What I've Been Reading Recently
Cor, it's ages since I had such a consistently good month with books. Don't just read on - read these:
The Unseeing by Anna Mazzola*
It's 1837 and Sarah Gale is to hang. Her partner, with whom she and her son have been living, has been found guilty of murder; Sarah has been found guilty of helping him keep his secret. But Edmund Fleetwood, a lawyer tasked with investigating Sarah's case, isn't convinced that she's guilty - and, even if she is, he doesn't agree with the death penalty. I didn't realise until after I read this that both Sarah Gale and the murder were real; Edmund is fictional and the "facts" are speculation, but that doesn't stop this from being an extremely powerful look at domestic abuse, the criminal justice system and the treatment of women in the nineteenth century. Right up until the end, I wasn't sure what the truth would turn out to be and I badly wanted to know. I recommend this one.
Melody Bittersweet and The Girls' Ghostbusting Agency by Kitty French*
Melody - like her mother and grandmother before her - can see dead people. Not fancying herself as a psychic, Melody decides to start a ghostbusting firm (always with the emphasis on helping the dead to move on, rather than the living to get rid of them). Before long, she and her team have their first case - it's a tricky one, made all the more complicated by both Melody's ex-boyfriend and a sexy-but-sceptical reporter hanging around. There's no getting away from the fact that this is A Very Silly Book. But it does silly well. It's lots of fun, full of pop culture references and intriguing enough to have kept me turning pages. It's clearly the first of a series and I can tell you right now: I'll be picking up book two.
Wake the F#ck Up by Brett Moran*
By 19, Brett Moran was a crack head, dealer and petty criminal. It wasn't until he was sent to jail that he realised his life didn't have to continue along this course. He discovered mindfulness, set to work turning himself around and establishing a career as a life coach, and then to writing this book. There are loads of books about mindfulness filling the shelves at the moment - honestly, which one you choose all comes down to how swirly you like your covers and how fuzzy you like the author photo to look; Brett's photo looks cool and relaxed and his stories are a bit edgier than the norm. If you're curious about mindfulness but embarrassed by pastel pictures of feathers, this is the book for you - I did do a bit of flicking past all the waffle but, as a guide to getting control of your thoughts, it's straightforward and easy to read.
We'll Always Have Paris: Trying and Failing to be French by Emma Beddington

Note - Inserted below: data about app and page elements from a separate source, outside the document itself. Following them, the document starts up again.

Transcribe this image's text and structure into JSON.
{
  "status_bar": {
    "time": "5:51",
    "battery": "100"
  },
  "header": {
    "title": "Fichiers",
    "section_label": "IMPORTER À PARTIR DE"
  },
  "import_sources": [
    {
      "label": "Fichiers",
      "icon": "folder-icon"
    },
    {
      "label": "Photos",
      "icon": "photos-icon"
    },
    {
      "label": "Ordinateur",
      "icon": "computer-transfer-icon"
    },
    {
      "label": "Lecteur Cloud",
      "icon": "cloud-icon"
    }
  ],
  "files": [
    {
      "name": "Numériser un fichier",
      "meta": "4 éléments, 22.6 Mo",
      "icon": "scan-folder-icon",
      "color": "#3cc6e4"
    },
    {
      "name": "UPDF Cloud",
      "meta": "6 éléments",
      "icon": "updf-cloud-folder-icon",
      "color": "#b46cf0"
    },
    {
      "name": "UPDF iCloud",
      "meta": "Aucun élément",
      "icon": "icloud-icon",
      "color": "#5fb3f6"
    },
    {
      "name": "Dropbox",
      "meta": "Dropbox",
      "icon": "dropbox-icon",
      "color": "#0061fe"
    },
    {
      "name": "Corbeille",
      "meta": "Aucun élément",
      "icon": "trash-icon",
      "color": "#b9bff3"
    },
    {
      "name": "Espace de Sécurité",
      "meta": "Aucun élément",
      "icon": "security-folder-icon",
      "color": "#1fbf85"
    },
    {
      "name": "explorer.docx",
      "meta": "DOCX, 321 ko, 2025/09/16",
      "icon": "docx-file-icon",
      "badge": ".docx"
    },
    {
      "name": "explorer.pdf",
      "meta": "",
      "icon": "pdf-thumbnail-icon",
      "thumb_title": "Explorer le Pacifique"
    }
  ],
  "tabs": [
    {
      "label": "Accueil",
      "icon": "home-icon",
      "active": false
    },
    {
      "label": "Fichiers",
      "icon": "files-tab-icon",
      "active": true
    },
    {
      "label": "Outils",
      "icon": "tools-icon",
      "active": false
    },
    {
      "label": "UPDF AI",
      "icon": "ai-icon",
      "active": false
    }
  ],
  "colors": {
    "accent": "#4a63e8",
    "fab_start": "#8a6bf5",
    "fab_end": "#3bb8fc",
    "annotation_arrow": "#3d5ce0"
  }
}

Emma (the blogger behind Belgian Waffling) became obsessed with France in her teens, fantasising about a life in Paris. In her twenties, she had the chance to move there with her (French) husband and their two tiny children... but reality didn't quite match the dream. I had expected this to be a series of humorous anecdotes about catastrophes in France - and it is often witty - but it turned out to be a brutally honest account of grief, emotional breakdown, some very difficult decisions and several blind attempts to run away from disappointment. With a lot of cake thrown in. I raced through it.
Martini Henry by Sara Crowe*
18 year old aspiring writer, Sue, is trying to fit in with her sophisticated classmates on a creative writing course. Back home, her Aunt Coral has discovered the remains of a walled garden in the grounds of her crumbling mansion. Soon they're both trying to piece together their family history. This is funny, eccentric and touching and Sue's pretentious naivety is perfectly written - with wit and with affection.
Ruby Oliver 1: The Boyfriend List and Ruby Oliver 2: The Boy Book by E. Lockhart*
15 year old Ruby starts to have panic attacks after losing her boyfriend and best friends and being ostracised by most of her peers, so her parents send her to see a therapist. There's a lot of the usual teenage girl romance fodder here - crushes, cheats and the ethics of friendship - but Ruby works her way through and, to some degree, past the standard "boys are unfathomable" and "attractive girls don't complain" crap. If my daughter must go through adolescent heartache (and I suppose she must), this is the kind of book I want her to read - honest about how much this stuff hurts but with enough entry-level feminism and psychology to get her thinking about how she responds.
*Provided for review
Hi! I'm a 30-something stay-at-home feminist mother-of-one. I live in Aberdeen, Scotland with my toddler, boyfriend and two black cats.